TL;DR:This work combines this large cross-cultural sample with agent-based models to compare eight hypothesized models of human mating markets and finds that this cross-culturally universal pattern of mate choice is most consistent with a Euclidean model of mate preference integration.

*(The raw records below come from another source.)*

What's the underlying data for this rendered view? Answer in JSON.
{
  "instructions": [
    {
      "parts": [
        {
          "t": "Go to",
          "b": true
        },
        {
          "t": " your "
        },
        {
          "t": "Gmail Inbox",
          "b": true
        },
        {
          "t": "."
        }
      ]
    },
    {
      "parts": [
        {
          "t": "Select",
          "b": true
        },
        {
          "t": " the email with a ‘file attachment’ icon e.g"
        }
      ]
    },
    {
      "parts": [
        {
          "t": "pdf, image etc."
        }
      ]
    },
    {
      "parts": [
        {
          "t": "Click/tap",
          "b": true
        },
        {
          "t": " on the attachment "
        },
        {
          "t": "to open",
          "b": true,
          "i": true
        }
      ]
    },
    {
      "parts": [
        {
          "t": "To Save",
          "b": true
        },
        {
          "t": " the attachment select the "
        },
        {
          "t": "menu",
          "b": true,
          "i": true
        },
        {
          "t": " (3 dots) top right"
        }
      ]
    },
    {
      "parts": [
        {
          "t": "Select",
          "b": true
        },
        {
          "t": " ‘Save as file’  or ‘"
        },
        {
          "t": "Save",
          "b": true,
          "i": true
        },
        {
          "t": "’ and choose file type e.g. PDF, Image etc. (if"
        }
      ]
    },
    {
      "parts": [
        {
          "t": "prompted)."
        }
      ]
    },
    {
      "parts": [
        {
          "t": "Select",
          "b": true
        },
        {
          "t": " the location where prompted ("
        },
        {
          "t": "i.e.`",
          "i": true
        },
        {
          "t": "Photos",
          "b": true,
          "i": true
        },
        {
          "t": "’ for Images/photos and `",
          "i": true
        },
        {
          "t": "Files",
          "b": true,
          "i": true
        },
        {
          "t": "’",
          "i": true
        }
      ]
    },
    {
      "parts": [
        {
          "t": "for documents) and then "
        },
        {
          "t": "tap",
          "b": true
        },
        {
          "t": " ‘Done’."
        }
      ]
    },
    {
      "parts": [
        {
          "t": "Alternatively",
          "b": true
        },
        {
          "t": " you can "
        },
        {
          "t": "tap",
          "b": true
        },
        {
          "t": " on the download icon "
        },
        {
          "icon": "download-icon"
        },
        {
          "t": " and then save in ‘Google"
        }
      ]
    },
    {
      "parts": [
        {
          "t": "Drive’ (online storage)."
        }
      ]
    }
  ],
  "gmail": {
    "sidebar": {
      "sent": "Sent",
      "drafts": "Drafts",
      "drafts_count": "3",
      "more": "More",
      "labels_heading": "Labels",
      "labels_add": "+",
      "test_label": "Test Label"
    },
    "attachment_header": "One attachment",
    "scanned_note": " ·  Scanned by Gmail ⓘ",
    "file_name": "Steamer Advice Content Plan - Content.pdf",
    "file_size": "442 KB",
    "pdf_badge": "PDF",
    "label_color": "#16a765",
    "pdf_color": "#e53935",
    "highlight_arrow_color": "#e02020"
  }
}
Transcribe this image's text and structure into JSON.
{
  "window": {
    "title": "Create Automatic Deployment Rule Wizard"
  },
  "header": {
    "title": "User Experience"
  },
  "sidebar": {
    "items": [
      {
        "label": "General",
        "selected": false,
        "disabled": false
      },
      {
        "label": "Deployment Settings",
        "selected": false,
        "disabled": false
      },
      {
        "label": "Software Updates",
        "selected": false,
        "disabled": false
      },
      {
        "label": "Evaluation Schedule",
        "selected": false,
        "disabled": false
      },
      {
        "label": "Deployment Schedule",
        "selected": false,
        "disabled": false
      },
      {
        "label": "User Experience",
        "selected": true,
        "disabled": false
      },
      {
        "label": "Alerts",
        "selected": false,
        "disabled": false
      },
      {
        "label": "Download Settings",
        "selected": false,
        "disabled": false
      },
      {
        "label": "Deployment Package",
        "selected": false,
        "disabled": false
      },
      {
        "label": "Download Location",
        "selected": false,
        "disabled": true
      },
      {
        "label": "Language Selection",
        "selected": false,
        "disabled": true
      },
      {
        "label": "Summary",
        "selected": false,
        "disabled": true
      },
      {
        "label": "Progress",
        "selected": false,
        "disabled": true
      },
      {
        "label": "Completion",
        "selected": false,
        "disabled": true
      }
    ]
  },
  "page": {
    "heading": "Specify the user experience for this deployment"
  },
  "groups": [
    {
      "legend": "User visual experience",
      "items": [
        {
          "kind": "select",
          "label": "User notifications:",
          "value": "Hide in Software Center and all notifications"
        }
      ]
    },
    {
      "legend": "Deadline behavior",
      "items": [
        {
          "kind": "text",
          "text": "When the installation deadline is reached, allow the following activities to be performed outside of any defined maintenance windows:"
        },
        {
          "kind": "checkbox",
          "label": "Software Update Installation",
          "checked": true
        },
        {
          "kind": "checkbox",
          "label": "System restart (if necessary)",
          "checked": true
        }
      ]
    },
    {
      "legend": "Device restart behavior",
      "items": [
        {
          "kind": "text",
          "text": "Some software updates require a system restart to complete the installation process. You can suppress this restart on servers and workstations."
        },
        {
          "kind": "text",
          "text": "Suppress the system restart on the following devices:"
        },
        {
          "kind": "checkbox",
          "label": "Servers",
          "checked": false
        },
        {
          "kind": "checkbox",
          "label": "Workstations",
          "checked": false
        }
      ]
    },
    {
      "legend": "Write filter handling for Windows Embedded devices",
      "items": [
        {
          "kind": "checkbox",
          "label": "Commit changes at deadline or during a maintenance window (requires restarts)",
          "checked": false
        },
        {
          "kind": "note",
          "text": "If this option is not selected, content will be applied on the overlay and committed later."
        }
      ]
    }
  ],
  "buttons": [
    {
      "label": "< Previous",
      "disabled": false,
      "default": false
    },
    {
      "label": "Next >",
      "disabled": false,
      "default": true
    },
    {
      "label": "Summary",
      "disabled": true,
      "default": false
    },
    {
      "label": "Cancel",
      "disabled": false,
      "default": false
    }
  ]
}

Abstract:Humans express a wide array of ideal mate preferences. Around the world, people desire romantic partners who are intelligent, healthy, kind, physically attractive, wealthy, and more. In order for these ideal preferences to guide the choice of actual romantic partners, human mating psychology must possess a means to integrate information across these many preference dimensions into summaries of the overall mate value of their potential mates. Here we explore the computational design of this mate preference integration process using a large sample of n = 14,487 people from 45 countries around the world. We combine this large cross-cultural sample with agent-based models to compare eight hypothesized models of human mating markets. Across cultures, people higher in mate value appear to experience greater power of choice on the mating market in that they set higher ideal standards, better fulfill their preferences in choice, and pair with higher mate value partners. Furthermore, we find that this cross-culturally universal pattern of mate choice is most consistent with a Euclidean model of mate preference integration.